_EXERCISE OBJECTIVE_
Every line of the data is to be reproduced exactly.

************

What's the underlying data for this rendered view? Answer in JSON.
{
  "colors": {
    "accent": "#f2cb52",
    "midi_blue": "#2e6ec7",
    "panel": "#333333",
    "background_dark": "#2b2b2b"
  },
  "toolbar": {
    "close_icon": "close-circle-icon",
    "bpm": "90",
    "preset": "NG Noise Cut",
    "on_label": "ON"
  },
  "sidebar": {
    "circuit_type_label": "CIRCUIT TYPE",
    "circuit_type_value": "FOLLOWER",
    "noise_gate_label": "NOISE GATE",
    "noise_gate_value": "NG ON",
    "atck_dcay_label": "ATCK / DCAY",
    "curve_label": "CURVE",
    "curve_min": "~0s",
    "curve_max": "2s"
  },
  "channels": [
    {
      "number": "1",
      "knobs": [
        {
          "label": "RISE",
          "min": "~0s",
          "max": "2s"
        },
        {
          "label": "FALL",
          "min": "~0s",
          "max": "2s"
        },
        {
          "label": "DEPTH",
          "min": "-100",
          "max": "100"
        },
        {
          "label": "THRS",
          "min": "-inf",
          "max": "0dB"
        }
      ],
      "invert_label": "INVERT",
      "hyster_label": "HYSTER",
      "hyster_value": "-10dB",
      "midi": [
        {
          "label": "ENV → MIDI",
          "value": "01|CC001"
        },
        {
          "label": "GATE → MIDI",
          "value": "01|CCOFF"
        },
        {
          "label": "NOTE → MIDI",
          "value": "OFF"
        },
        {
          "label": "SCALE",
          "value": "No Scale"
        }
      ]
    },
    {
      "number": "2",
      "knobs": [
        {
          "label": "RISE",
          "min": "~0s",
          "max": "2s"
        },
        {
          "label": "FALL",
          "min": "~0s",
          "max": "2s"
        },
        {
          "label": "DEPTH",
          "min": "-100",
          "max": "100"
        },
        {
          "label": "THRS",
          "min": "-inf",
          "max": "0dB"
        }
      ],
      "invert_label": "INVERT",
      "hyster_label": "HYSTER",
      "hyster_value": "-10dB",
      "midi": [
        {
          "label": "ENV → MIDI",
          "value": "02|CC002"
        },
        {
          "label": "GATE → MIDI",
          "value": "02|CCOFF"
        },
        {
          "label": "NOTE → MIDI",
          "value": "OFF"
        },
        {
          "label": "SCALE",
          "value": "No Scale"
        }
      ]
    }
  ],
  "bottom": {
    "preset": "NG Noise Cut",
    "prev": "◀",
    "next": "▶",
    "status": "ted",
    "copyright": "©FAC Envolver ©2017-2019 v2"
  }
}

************

_REPLY_
What's the underlying data for this rendered view? Answer in JSON.
{
  "colors": {
    "accent": "#f2cb52",
    "midi_blue": "#2e6ec7",
    "panel": "#333333",
    "background_dark": "#2b2b2b"
  },
  "toolbar": {
    "close_icon": "close-circle-icon",
    "bpm": "90",
    "preset": "NG Noise Cut",
    "on_label": "ON"
  },
  "sidebar": {
    "circuit_type_label": "CIRCUIT TYPE",
    "circuit_type_value": "FOLLOWER",
    "noise_gate_label": "NOISE GATE",
    "noise_gate_value": "NG ON",
    "atck_dcay_label": "ATCK / DCAY",
    "curve_label": "CURVE",
    "curve_min": "~0s",
    "curve_max": "2s"
  },
  "channels": [
    {
      "number": "1",
      "knobs": [
        {
          "label": "RISE",
          "min": "~0s",
          "max": "2s"
        },
        {
          "label": "FALL",
          "min": "~0s",
          "max": "2s"
        },
        {
          "label": "DEPTH",
          "min": "-100",
          "max": "100"
        },
        {
          "label": "THRS",
          "min": "-inf",
          "max": "0dB"
        }
      ],
      "invert_label": "INVERT",
      "hyster_label": "HYSTER",
      "hyster_value": "-10dB",
      "midi": [
        {
          "label": "ENV → MIDI",
          "value": "01|CC001"
        },
        {
          "label": "GATE → MIDI",
          "value": "01|CCOFF"
        },
        {
          "label": "NOTE → MIDI",
          "value": "OFF"
        },
        {
          "label": "SCALE",
          "value": "No Scale"
        }
      ]
    },
    {
      "number": "2",
      "knobs": [
        {
          "label": "RISE",
          "min": "~0s",
          "max": "2s"
        },
        {
          "label": "FALL",
          "min": "~0s",
          "max": "2s"
        },
        {
          "label": "DEPTH",
          "min": "-100",
          "max": "100"
        },
        {
          "label": "THRS",
          "min": "-inf",
          "max": "0dB"
        }
      ],
      "invert_label": "INVERT",
      "hyster_label": "HYSTER",
      "hyster_value": "-10dB",
      "midi": [
        {
          "label": "ENV → MIDI",
          "value": "02|CC002"
        },
        {
          "label": "GATE → MIDI",
          "value": "02|CCOFF"
        },
        {
          "label": "NOTE → MIDI",
          "value": "OFF"
        },
        {
          "label": "SCALE",
          "value": "No Scale"
        }
      ]
    }
  ],
  "bottom": {
    "preset": "NG Noise Cut",
    "prev": "◀",
    "next": "▶",
    "status": "ted",
    "copyright": "©FAC Envolver ©2017-2019 v2"
  }
}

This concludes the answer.